(TRENTON) – Legislation Assembly Democrats Annette Quijano, Daniel Benson, Elizabeth Muoio, Marlene Caride, Valerie Vainieri Huttle, Angela McKnight, Benjie Wimberly and Shavonda Sumter sponsored to reimburse school districts and nonpublic schools for the cost of testing school drinking water for lead received final legislative approval Thursday and now heads to the governor’s desk.
“Lead testing is critical to maintaining a healthy school environment,” said Quijano (D-Union). “In the last year, many schools have had to perform more comprehensive tests for lead, which was not originally calculated in their budget. The state should provide additional funding support for lead testing to help our schools in this time of need.”
The annual appropriations act for fiscal year 2016-2017 included a $10 million appropriation to reimburse school districts for testing their drinking water. Department of Education requirements stated that school districts would only be eligible to receive a reimbursement for lead testing performed after July 13, 2016. This bill (A-4284) would allow a school district and nonpublic schools to receive reimbursement for lead testing conducted on or after Jan. 1, 2016.
“High levels of lead have been discovered in more than a few school districts this past year,” said Benson (D-Mercer/Middlesex). “For underfunded school districts, reimbursement for testing and clean-up is critical to keep our children safe and is the right thing for the state to do.”
“Students in New Jersey’s schools deserve safe drinking water. The cost shouldn’t be a deterrent to preventing lead poisoning among this state’s children,” said Muoio (D-Mercer/Hunterdon). “The very least the state can do is provide school districts with the funding they need to test their water.”
“There’s no safe amount of lead a child can ingest. Therefore, we have a duty to ensure that students are not drinking contaminated water at school,” said Caride, chair of the Assembly Education Committee. “New Jersey must commit to taking action that can keep all children healthy.”
“Schools are supposed to be places where kids can learn and grow, not places where they’ll be poisoned,” said Vainieri Huttle (D-Bergen). “As a parent, I shudder at the thought of students in New Jersey being exposed to lead at school. All students and parents should be able to rest assured that drinking water from the fountain at school won’t make children sick.”

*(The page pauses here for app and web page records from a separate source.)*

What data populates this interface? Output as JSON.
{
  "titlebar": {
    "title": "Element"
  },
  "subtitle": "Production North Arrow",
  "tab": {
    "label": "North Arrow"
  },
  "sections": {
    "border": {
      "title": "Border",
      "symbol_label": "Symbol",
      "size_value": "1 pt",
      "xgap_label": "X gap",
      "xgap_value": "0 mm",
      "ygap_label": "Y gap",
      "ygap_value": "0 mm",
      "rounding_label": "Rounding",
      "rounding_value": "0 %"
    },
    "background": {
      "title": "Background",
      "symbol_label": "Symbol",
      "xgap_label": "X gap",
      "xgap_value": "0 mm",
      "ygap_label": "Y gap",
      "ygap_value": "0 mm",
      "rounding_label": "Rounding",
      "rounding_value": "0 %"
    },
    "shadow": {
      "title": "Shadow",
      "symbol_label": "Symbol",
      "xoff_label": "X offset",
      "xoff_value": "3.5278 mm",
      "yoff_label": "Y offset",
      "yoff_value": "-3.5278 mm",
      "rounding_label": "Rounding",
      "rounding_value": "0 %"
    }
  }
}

“Even a small amount of lead can cause serious long-term damage, especially in young children,” McKnight (D-Hudson). “The only way to know for sure whether tap water is safe to drink is to test it. Supplying school districts with the funding needed for that testing will help reduce the risk of lead poisoning among students.”
“Last year we found out that a third of the schools in Paterson had water that contained more than the federal limit for lead. That’s unacceptable for the city of Paterson, and it’s unacceptable for the state of New Jersey,” said Wimberly (D-Bergen/Passaic). “For the sake of all children in New Jersey, we need to make sure school districts have funding to test their water for lead, which is the first step in solving a serious problem.”
“The cost of testing for lead in school drinking water is small relative to the consequence of not funding it,” said Sumter (D-Bergen/Passaic). “We know that lead can cause irreparable damage to children during crucial stages of their development. Our state has a responsibility to do everything possible to prevent the youngest New Jerseyans from being exposed to this danger.”
The bill was approved 74-0 by the Assembly, and was approved 37-0 by the Senate on March 13.